**Given entries:**
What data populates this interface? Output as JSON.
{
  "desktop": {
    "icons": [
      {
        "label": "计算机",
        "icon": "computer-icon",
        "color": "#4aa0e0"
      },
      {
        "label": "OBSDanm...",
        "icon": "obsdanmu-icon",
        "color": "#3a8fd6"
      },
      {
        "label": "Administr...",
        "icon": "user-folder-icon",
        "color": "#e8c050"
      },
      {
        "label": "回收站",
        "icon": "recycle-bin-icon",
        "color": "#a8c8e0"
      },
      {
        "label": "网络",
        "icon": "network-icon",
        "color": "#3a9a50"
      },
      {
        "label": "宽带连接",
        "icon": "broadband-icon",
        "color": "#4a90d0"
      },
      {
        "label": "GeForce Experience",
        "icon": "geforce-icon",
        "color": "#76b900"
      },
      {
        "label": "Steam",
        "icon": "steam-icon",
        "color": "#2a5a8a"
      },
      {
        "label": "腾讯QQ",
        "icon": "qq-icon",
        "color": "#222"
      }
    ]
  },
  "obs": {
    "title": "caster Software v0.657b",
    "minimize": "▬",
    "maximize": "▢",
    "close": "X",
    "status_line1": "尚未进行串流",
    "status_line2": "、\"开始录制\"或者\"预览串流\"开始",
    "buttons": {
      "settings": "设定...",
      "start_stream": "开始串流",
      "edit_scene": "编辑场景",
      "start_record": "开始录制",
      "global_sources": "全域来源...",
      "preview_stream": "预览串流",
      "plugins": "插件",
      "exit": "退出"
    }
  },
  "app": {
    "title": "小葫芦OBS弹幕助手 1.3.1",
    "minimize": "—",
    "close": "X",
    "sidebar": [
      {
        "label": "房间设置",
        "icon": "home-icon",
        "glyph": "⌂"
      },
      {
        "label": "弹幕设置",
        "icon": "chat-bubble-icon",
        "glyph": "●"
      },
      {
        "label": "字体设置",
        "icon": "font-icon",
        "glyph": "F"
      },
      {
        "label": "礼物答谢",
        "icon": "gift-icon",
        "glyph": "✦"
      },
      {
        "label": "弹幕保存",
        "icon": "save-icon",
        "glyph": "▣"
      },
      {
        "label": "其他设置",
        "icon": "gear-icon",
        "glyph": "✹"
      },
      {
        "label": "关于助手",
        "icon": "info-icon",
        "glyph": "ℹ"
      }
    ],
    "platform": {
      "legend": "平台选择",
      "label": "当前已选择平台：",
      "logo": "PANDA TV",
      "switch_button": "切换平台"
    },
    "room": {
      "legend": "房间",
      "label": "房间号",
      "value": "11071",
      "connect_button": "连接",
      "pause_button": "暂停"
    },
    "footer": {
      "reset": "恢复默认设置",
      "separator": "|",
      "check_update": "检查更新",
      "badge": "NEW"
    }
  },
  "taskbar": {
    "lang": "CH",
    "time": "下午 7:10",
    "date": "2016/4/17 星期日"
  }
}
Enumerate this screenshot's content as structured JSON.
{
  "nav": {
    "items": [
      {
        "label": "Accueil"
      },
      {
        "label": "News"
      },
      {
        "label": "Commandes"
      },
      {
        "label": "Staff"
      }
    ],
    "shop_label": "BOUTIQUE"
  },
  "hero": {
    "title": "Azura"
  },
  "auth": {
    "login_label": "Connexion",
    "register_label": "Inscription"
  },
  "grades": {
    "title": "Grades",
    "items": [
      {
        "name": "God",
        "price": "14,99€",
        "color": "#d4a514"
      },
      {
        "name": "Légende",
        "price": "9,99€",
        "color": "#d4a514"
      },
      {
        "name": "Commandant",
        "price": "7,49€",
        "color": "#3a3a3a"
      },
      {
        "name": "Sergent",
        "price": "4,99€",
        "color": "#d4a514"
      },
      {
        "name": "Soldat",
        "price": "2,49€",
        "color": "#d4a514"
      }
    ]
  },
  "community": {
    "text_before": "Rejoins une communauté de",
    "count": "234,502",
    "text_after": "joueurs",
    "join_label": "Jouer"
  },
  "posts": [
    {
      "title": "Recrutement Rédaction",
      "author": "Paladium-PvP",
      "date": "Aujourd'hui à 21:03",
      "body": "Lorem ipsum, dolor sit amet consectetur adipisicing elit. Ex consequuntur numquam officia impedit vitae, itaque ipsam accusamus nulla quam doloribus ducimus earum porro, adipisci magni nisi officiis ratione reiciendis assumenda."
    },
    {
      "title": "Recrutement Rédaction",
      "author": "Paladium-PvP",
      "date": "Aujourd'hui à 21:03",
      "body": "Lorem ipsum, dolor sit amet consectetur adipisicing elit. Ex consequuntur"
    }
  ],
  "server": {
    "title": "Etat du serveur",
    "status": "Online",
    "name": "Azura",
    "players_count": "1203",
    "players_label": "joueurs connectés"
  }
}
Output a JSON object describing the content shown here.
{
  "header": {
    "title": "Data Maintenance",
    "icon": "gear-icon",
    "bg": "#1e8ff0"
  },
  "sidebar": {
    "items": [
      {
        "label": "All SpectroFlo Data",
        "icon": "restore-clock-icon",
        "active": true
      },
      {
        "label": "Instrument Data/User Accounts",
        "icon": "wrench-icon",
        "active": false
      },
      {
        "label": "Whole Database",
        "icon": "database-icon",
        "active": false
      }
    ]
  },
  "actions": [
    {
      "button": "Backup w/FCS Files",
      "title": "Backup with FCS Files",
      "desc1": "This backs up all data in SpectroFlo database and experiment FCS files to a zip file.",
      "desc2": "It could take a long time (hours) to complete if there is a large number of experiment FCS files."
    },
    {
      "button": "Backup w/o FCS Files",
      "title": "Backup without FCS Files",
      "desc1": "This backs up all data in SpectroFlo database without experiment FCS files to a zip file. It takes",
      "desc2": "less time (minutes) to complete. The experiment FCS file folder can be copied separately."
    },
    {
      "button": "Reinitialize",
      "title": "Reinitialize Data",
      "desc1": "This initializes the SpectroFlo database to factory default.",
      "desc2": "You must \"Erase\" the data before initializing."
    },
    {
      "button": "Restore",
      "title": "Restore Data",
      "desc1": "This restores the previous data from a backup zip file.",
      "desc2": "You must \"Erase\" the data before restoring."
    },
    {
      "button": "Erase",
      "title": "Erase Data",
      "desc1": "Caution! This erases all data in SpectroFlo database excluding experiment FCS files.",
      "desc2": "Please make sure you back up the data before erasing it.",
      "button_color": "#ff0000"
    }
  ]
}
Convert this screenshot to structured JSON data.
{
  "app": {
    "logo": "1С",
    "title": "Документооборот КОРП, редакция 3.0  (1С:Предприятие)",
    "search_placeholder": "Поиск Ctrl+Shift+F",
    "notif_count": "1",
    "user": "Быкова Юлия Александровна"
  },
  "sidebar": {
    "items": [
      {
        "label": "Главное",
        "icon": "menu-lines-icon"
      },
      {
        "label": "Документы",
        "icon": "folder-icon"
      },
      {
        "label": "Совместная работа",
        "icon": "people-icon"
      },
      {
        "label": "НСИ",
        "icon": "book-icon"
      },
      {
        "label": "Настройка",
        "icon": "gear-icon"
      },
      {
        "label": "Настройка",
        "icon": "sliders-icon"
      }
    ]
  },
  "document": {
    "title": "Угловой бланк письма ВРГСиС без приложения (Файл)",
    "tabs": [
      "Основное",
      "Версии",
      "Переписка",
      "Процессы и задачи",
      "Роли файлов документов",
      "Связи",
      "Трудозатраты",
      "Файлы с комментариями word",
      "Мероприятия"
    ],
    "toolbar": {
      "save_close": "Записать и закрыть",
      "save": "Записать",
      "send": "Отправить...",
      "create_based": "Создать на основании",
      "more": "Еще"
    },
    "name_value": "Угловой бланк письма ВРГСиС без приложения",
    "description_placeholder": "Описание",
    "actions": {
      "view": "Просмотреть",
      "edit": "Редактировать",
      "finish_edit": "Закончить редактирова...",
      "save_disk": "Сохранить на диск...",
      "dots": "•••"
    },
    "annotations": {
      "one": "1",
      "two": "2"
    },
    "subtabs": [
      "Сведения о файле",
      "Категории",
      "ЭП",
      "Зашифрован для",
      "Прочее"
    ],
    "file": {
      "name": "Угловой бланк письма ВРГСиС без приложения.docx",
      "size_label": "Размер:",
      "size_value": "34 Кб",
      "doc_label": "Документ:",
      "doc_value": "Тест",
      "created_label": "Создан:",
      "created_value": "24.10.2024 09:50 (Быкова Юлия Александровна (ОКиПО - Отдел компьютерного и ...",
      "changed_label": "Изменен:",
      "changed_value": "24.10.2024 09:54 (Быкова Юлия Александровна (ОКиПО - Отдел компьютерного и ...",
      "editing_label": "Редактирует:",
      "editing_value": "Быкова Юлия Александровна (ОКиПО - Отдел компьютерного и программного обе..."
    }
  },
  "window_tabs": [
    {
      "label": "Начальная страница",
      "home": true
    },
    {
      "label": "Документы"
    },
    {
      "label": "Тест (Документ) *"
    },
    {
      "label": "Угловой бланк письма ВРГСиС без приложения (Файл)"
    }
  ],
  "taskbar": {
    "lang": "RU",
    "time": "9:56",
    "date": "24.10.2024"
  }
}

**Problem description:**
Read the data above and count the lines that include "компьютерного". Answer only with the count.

**Completed exercise:**
3